The second case, Buchanan v. Gulf Life Ins. Co., 286 So. 2d 223, 224 (Fla. 1st DCA 1973), considered the substance of the issues raised for the first time before the trial court on a motion for rehearing. Although the court ultimately declared them “a day late and a dollar short,” it did so because it proposed theories of recovery that were not only new, but contradicted the allegations of the complaint.
In fact, the Fifth District came to this exact conclusion when it outright rejected Trichitella in the case of Elser v. Law Offices of James M. Russ, P.A., 679 So. 2d 309, 312 (Fla. 5th DCA 1996):

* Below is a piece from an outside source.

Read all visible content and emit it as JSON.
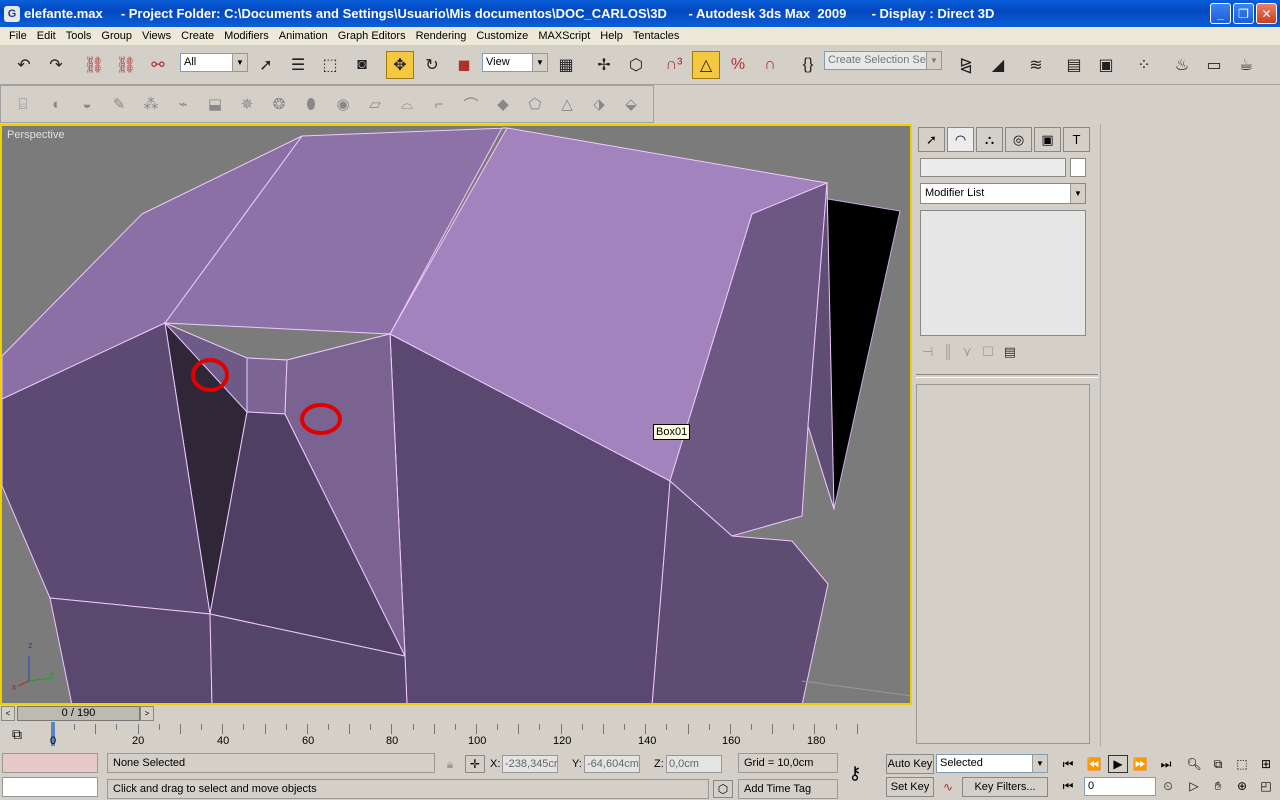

Our research indicates that there is nothing in the supreme court’s opinion in Lipe that alludes to this rule of law. Rather, the court stated it would not consider matters not raised in the trial court below. See Lipe, 141 So.2d at 743.

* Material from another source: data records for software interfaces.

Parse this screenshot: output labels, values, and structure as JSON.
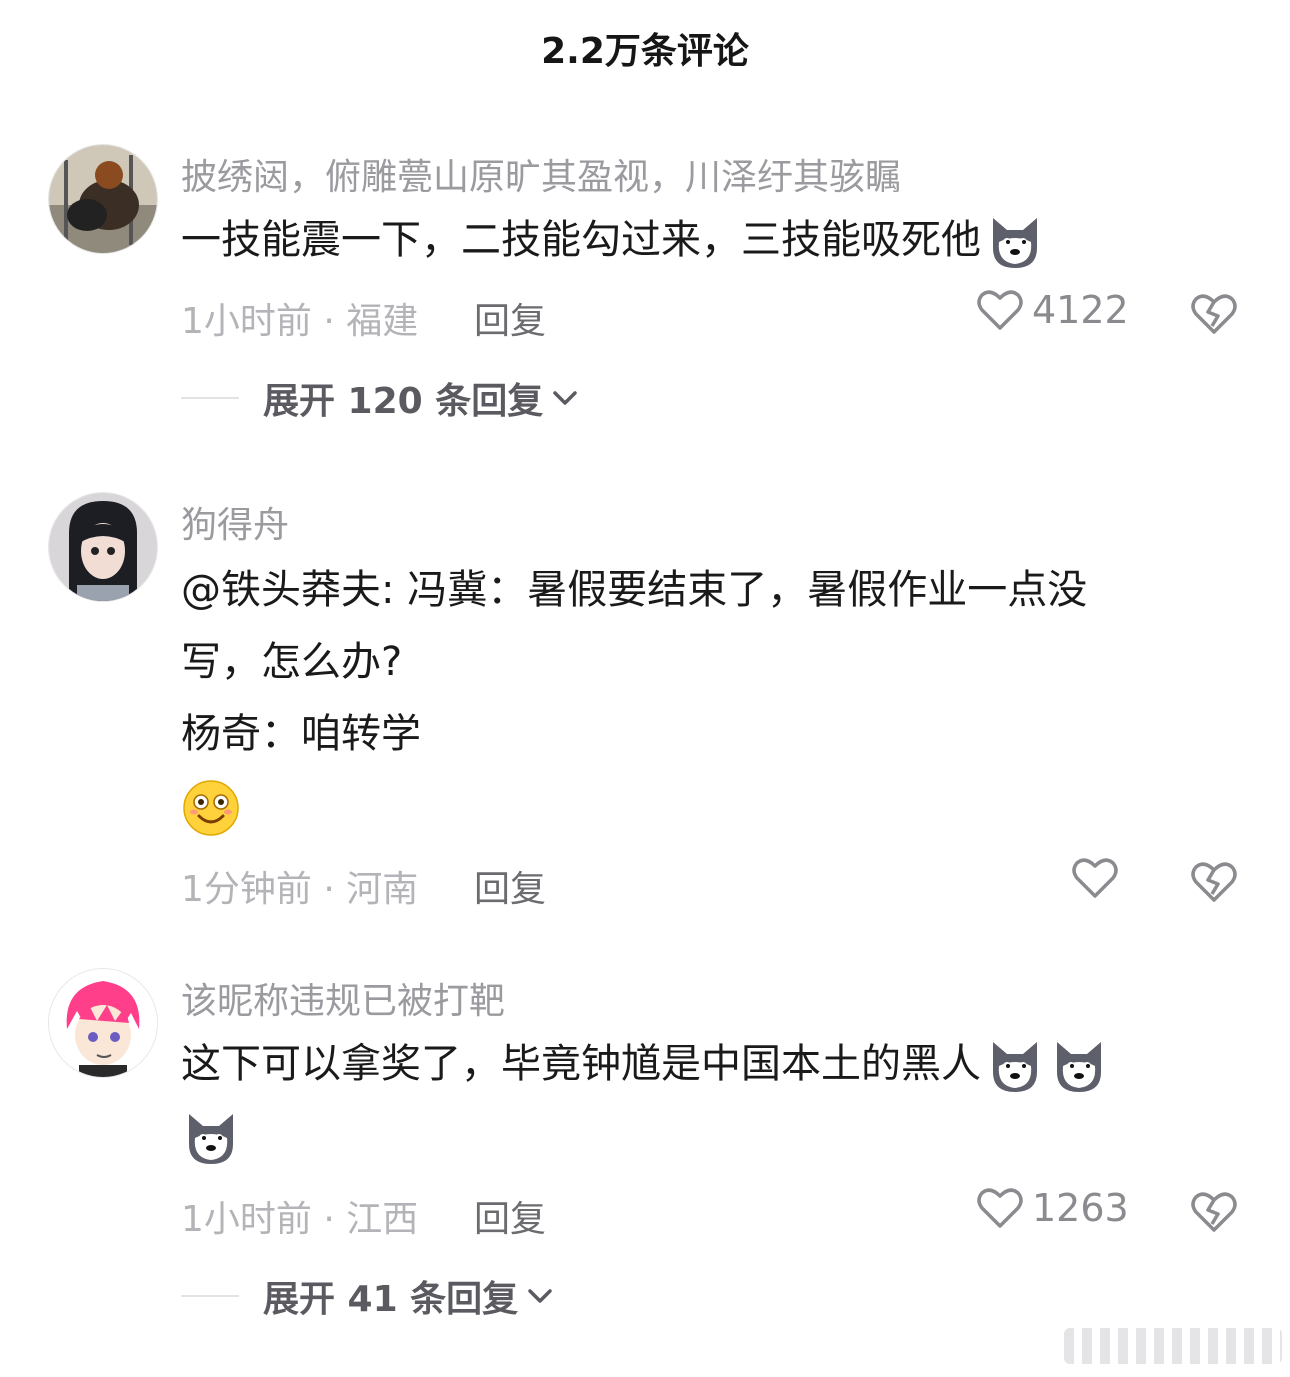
{
  "header": {
    "title": "2.2万条评论"
  },
  "comments": [
    {
      "username": "披绣闼，俯雕甍山原旷其盈视，川泽纡其骇瞩",
      "lines": [
        "一技能震一下，二技能勾过来，三技能吸死他"
      ],
      "time_location": "1小时前 · 福建",
      "reply_label": "回复",
      "likes": "4122",
      "expand_label": "展开 120 条回复"
    },
    {
      "username": "狗得舟",
      "lines": [
        "@铁头莽夫: 冯冀：暑假要结束了，暑假作业一点没",
        "写，怎么办?",
        "杨奇：咱转学"
      ],
      "time_location": "1分钟前 · 河南",
      "reply_label": "回复",
      "likes": ""
    },
    {
      "username": "该昵称违规已被打靶",
      "lines": [
        "这下可以拿奖了，毕竟钟馗是中国本土的黑人"
      ],
      "time_location": "1小时前 · 江西",
      "reply_label": "回复",
      "likes": "1263",
      "expand_label": "展开 41 条回复"
    }
  ],
  "icons": {
    "like": "heart-outline-icon",
    "dislike": "broken-heart-icon",
    "expand": "chevron-down-icon",
    "emoji_dog": "husky-emoji-icon",
    "emoji_smile": "smiling-emoji-icon"
  },
  "colors": {
    "text": "#1a1a1a",
    "muted": "#9a9a9f",
    "icon": "#8a8a8f"
  }
}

Strangely, the Fourth District cited Elser for this very point in Walden v. Chase Manhattan Bank, USA, N.A., 872 So. 2d 432, 433 (Fla. 4th DCA 2004) where it reversed a summary judgment based on a rehearing, which had supplied affidavits that created a genuine issue of material fact – a fact that may signal some intradistrict conflict on the issue.
The proper preservation standard, as articulated by the Florida Supreme Court in Tillman v. State, 471 So. 2d 32, 35 (Fla. 1985), Lipe v. City of Miami, 141 So. 2d 738, 743 (Fla. 1962) and countless other cases is that an issue is preserved for appellate review if first presented to the trial court. The district courts of appeal have repeatedly recognized this basic tenet of appellate review and found an issue preserved when raised for the first time on a Rule 1.530 motion. See, i.e., Simmons v. Simmons, 979 So. 2d 1063, 1064 (Fla. 1st DCA 2008) (issue must be presented to trial court at least in a motion for rehearing to be preserved); AC Holdings 2006, Inc. v. McCarty, 985 So. 2d 1123, 1126 (Fla. 3d DCA 2008)(same).

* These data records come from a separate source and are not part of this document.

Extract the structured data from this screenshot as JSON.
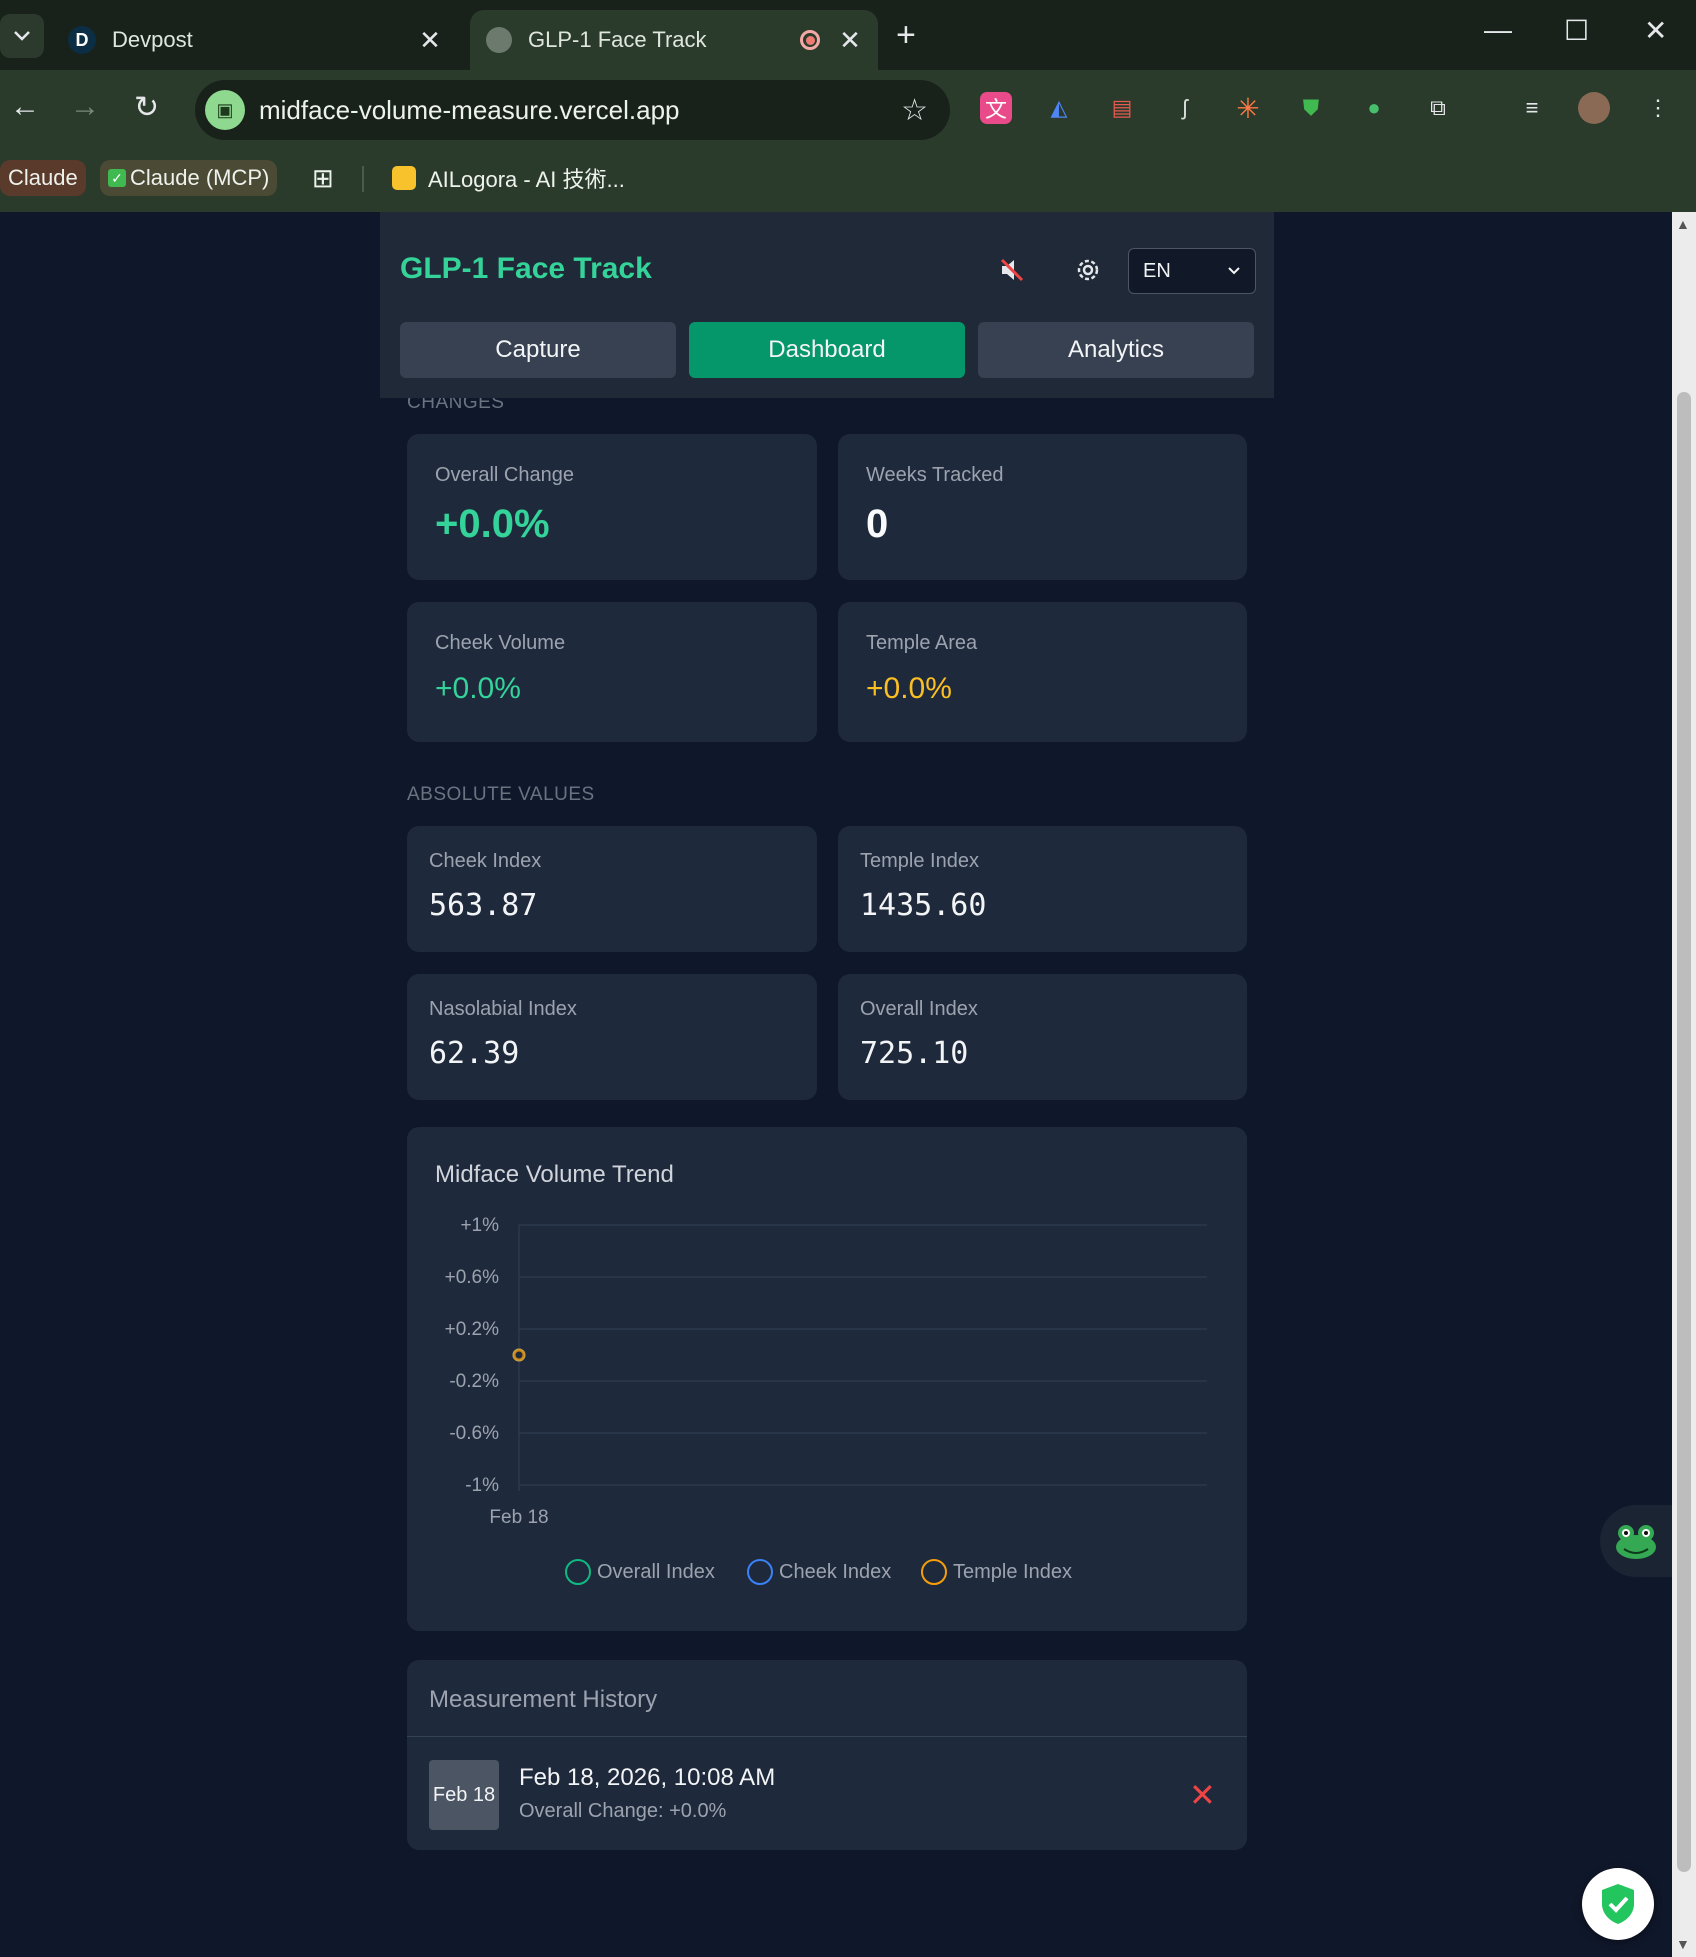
{
  "browser": {
    "tabs": [
      {
        "title": "Devpost",
        "favicon": "D",
        "active": false
      },
      {
        "title": "GLP-1 Face Track",
        "favicon": "globe-icon",
        "active": true
      }
    ],
    "url": "midface-volume-measure.vercel.app",
    "bookmarks": [
      {
        "label": "Claude"
      },
      {
        "label": "Claude (MCP)"
      },
      {
        "label": "AILogora - AI 技術..."
      }
    ]
  },
  "app": {
    "title": "GLP-1 Face Track",
    "language": "EN",
    "nav": {
      "capture": "Capture",
      "dashboard": "Dashboard",
      "analytics": "Analytics"
    },
    "active_tab": "Dashboard"
  },
  "changes": {
    "section_label": "CHANGES",
    "overall_label": "Overall Change",
    "overall_value": "+0.0%",
    "weeks_label": "Weeks Tracked",
    "weeks_value": "0",
    "cheek_label": "Cheek Volume",
    "cheek_value": "+0.0%",
    "temple_label": "Temple Area",
    "temple_value": "+0.0%"
  },
  "absolute": {
    "section_label": "ABSOLUTE VALUES",
    "cheek_label": "Cheek Index",
    "cheek_value": "563.87",
    "temple_label": "Temple Index",
    "temple_value": "1435.60",
    "naso_label": "Nasolabial Index",
    "naso_value": "62.39",
    "overall_label": "Overall Index",
    "overall_value": "725.10"
  },
  "colors": {
    "accent": "#059669",
    "brand": "#34d399",
    "overall": "#10b981",
    "cheek": "#3b82f6",
    "temple": "#f59e0b"
  },
  "chart_data": {
    "type": "line",
    "title": "Midface Volume Trend",
    "x": [
      "Feb 18"
    ],
    "series": [
      {
        "name": "Overall Index",
        "values": [
          0.0
        ]
      },
      {
        "name": "Cheek Index",
        "values": [
          0.0
        ]
      },
      {
        "name": "Temple Index",
        "values": [
          0.0
        ]
      }
    ],
    "ylim": [
      -1,
      1
    ],
    "yticks": [
      "+1%",
      "+0.6%",
      "+0.2%",
      "-0.2%",
      "-0.6%",
      "-1%"
    ],
    "grid": true,
    "legend": "bottom"
  },
  "history": {
    "title": "Measurement History",
    "items": [
      {
        "thumb": "Feb 18",
        "date": "Feb 18, 2026, 10:08 AM",
        "summary": "Overall Change: +0.0%"
      }
    ]
  }
}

Perhaps what the Fourth District intended to say is that issues raised for the first time on rehearing which could have been raised before are not preserved for appeal. This would mirror the requirement that newly discovered evidence, actually be “new” – that the moving party show that it had exercised vigilance and due diligence in discovering the evidence. This betterreasoned, or at least better-articulated, rule would mean that the appellate court should not automatically reject arguments in a Rule 1.530 motion as having been waived. Instead, it should look to the record to determine if they could have been raised before.
A still better approach would be to simply recognize that there is already an additional hurdle for any arguments on rehearing – the trial judge’s discretion. Fatherly v. California Fed. Bank, FSB, 703 So. 2d 1101, 1102 (Fla. 2d DCA 1997) (trial judge has broad discretion in determining rehearing motions under Rule 1.530). Part of exercising that discretion is a consideration of the movant’s diligence. Where there is no abuse of discretion to refuse to consider new arguments, the appellate court also need not consider whether those arguments would have legally compelled a different result. However, this would still require a review of the circumstances to evaluate the judge’s exercise of discretion.
Under either of these two approaches, the trial practitioner would be well-advised when moving for rehearing to make a record of why he or she did not raise the issue or argument before. Amanda Lundergan